With the negative energy that has surrounded his team during the past couple of weeks, it's no wonder that Dale Jarrett is looking forward to the Nextel All-Star race this weekend in Charlotte. Last week, Jarrett confirmed the rumors that he...
With the negative energy that has surrounded his team during the past couple of weeks, it's no wonder that Dale Jarrett is looking forward to the Nextel All-Star race this weekend in Charlotte.
Last week, Jarrett confirmed the rumors that he is planning on leaving Robert Yates Racing to team up with Michael Waltrip and his new Toyota team. Naturally, Ford was furious after supporting the veteran driver since he joined Yates in 1995. Adding to the media storm, Jarrett found out this week that he will in deed be without crew chief Richard "Slugger" Labbe for the next month after he lost his appeal on penalties handed out after the UPS Ford was found with an illegal mounting on the rear sway bar in Richmond.
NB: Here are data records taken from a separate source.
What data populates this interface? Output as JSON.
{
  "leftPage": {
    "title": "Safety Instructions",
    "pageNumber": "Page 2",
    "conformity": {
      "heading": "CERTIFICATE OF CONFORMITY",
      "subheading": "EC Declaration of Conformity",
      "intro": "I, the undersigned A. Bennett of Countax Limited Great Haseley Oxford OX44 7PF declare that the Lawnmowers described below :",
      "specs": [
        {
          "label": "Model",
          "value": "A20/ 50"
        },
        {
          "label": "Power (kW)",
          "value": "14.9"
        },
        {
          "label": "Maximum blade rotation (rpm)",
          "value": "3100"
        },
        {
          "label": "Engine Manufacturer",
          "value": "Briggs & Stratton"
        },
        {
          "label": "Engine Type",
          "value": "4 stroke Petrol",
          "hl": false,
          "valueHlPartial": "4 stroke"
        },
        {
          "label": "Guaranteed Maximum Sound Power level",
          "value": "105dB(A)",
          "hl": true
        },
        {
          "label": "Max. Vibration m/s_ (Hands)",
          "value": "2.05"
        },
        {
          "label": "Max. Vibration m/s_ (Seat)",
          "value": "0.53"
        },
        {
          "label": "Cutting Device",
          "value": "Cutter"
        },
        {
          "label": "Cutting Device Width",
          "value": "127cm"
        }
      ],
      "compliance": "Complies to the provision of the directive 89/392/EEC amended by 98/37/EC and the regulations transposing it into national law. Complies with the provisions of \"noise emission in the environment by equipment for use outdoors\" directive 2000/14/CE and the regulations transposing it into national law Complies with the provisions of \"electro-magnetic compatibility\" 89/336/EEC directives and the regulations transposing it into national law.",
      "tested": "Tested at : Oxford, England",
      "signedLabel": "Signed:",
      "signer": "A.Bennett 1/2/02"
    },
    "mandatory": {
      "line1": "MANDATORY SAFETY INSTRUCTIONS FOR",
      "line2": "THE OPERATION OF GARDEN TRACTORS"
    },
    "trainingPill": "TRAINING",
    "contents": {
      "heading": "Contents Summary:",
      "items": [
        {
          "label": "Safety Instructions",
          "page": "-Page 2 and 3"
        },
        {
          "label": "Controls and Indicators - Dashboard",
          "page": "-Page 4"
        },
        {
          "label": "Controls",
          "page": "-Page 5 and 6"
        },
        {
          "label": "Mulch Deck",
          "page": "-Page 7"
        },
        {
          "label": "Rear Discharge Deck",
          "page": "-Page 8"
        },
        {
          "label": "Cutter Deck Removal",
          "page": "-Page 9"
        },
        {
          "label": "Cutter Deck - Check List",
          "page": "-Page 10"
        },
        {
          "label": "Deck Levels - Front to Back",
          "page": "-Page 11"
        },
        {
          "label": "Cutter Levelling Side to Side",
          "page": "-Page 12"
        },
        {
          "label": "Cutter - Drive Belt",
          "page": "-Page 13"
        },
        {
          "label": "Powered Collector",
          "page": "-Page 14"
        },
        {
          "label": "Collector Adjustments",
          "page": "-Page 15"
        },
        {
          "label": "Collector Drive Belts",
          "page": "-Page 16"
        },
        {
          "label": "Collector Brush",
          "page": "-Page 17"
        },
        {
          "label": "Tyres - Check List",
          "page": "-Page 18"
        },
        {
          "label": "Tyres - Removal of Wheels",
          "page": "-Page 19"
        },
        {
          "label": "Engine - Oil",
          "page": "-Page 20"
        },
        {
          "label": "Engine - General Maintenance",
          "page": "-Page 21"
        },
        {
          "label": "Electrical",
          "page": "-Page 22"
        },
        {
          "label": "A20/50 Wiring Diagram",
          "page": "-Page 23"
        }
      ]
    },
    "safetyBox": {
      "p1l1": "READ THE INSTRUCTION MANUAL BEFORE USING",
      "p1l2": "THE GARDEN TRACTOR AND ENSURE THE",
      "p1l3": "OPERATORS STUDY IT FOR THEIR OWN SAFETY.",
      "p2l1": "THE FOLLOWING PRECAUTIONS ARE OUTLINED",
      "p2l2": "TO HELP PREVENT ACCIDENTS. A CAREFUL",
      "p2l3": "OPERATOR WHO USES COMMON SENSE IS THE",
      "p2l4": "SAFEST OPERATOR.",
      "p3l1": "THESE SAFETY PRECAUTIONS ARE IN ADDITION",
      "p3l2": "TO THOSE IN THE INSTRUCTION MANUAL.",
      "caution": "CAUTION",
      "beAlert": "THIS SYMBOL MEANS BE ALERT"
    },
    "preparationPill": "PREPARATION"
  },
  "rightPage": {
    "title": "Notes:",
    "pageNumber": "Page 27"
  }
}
It's easy to understand why Jarrett is happy to be spending the next couple of weeks racing close to home. After Saturday night's all-star race, the team will get ready for next Sunday's Coca-Cola 600.
"I think I can safely say I speak for most people in the garage when I say it's certainly nice and a welcome stretch on the schedule," said Jarrett, who has three wins at Lowe's Motor Speedway, including the 600 in 1996. "It's an excellent race track. It would be hard for us to find a two-week stint anywhere that is more successful than this. The guys get to stay at home most of the time and get to sleep in their own bed and that's worth a whole lot considering they're on the road for another 34 weekends a year."
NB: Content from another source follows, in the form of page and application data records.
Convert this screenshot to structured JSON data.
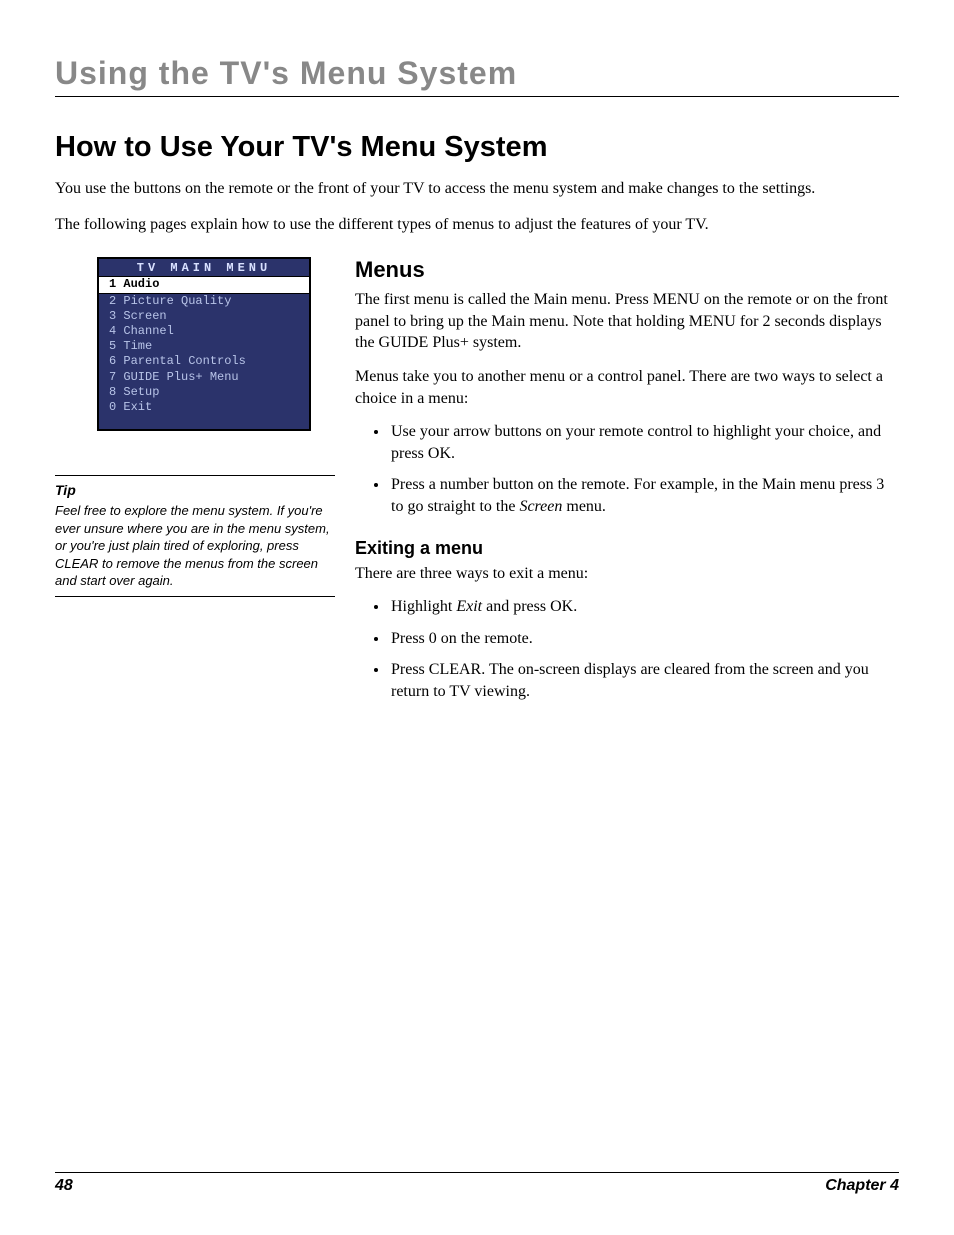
{
  "chapter_head": "Using the TV's Menu System",
  "h1": "How to Use Your TV's Menu System",
  "intro": {
    "p1": "You use the buttons on the remote or the front of your TV to access the menu system and make changes to the settings.",
    "p2": "The following pages explain how to use the different types of menus to adjust the features of your TV."
  },
  "tv_menu": {
    "title": "TV MAIN MENU",
    "items": [
      {
        "num": "1",
        "label": "Audio",
        "selected": true
      },
      {
        "num": "2",
        "label": "Picture Quality",
        "selected": false
      },
      {
        "num": "3",
        "label": "Screen",
        "selected": false
      },
      {
        "num": "4",
        "label": "Channel",
        "selected": false
      },
      {
        "num": "5",
        "label": "Time",
        "selected": false
      },
      {
        "num": "6",
        "label": "Parental Controls",
        "selected": false
      },
      {
        "num": "7",
        "label": "GUIDE Plus+ Menu",
        "selected": false
      },
      {
        "num": "8",
        "label": "Setup",
        "selected": false
      },
      {
        "num": "0",
        "label": "Exit",
        "selected": false
      }
    ]
  },
  "tip": {
    "heading": "Tip",
    "body": "Feel free to explore the menu system. If you're ever unsure where you are in the menu system, or you're just plain tired of exploring, press CLEAR to remove the menus from the screen and start over again."
  },
  "menus": {
    "heading": "Menus",
    "p1": "The first menu is called the Main menu. Press MENU on the remote or on the front panel to bring up the Main menu. Note that holding MENU for 2 seconds displays the GUIDE Plus+ system.",
    "p2": "Menus take you to another menu or a control panel. There are two ways to select a choice in a menu:",
    "li1": "Use your arrow buttons on your remote control to highlight your choice, and press OK.",
    "li2_a": "Press a number button on the remote. For example, in the Main menu press 3 to go straight to the ",
    "li2_italic": "Screen",
    "li2_b": " menu."
  },
  "exiting": {
    "heading": "Exiting a menu",
    "p1": "There are three ways to exit a menu:",
    "li1_a": "Highlight ",
    "li1_italic": "Exit",
    "li1_b": " and press OK.",
    "li2": "Press 0 on the remote.",
    "li3": "Press CLEAR. The on-screen displays are cleared from the screen and you return to TV viewing."
  },
  "footer": {
    "page": "48",
    "chapter": "Chapter 4"
  }
}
Jarrett has raced in the All-Star event for 15 straight seasons. He had back-to-back second place finishes in 2000 and 2001 and will be looking for his first All-Star win on Saturday (7:00 p.m. Eastern on FX).
"I think it's a fair comparison to say that it is the equivalent of the NBA or Major League Baseball's all-star breaks," said Jarrett, who earned his ticket to the event with a win at Talladega last October. "This is our weekend to kick back and have a good time while we're still competing. It's not as stressful as the weekends where we're worrying about points and all that but we're here to have a good time and put on a good show. I think any all-star type event tries to accomplish the same thing whether you're talking about football, basketball or baseball or whatever."
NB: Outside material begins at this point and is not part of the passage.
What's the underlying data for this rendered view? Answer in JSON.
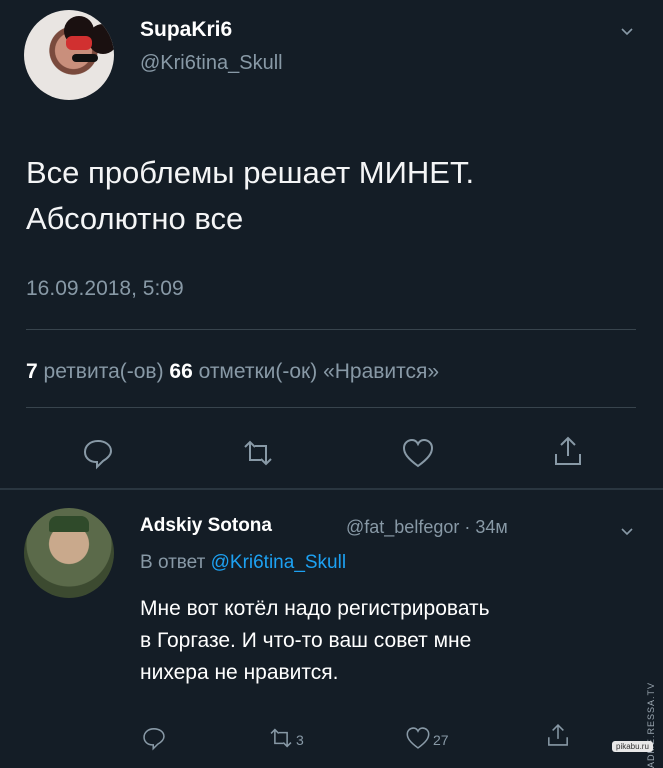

Jarrett addressed the media last week at Darlington to announce that he is leaving Yates after 12 seasons together.
"This was a very difficult decision," said the second generation racer, who starting racing full time in the Nextel Cup Series in 1987. "I feel this is a great opportunity for me to take on a new challenge and what they are building at Michael Waltrip Racing fits my plans for the future."
Jarrett made his Cup Series debut in 1984 and was in the series full time in 1987 driving for Eric Freedlander. He also drove for Cale Yarborough and the Wood Brothers before becoming Joe Gibbs' first driver in 1992. Jarrett left Gibbs after three years to join Yates and became a championship contender almost immediately. After finishing in the top three for three straight years, Jarrett won the championship in 1999.
"My tenure at Robert Yates Racing has been extremely important to me, my family and my career," said Jarrett, one of only five drivers that have won the Daytona 500 three times. "We accomplished a lot together during the past 12 years and I am thankful to Robert and everyone at RYR and Ford Motor Company for the opportunities afforded me and the success we have all shared."
Despite the turmoil, Jarrett is looking forward to helping Waltrip build the Toyota team from the ground up much like Ray Evernham did when Dodge came back into the sport in 2001.
"What Michael has pulled together is impressive and I want to be a part of it," Jarrett said. "The Daytona 500 might seem far away, but for a race team it is right around the corner. Michael's team is building cars now, their core management team is in place, the competition department is established and sponsors are locked up. From that perspective, it doesn't feel like I am going to a brand new team."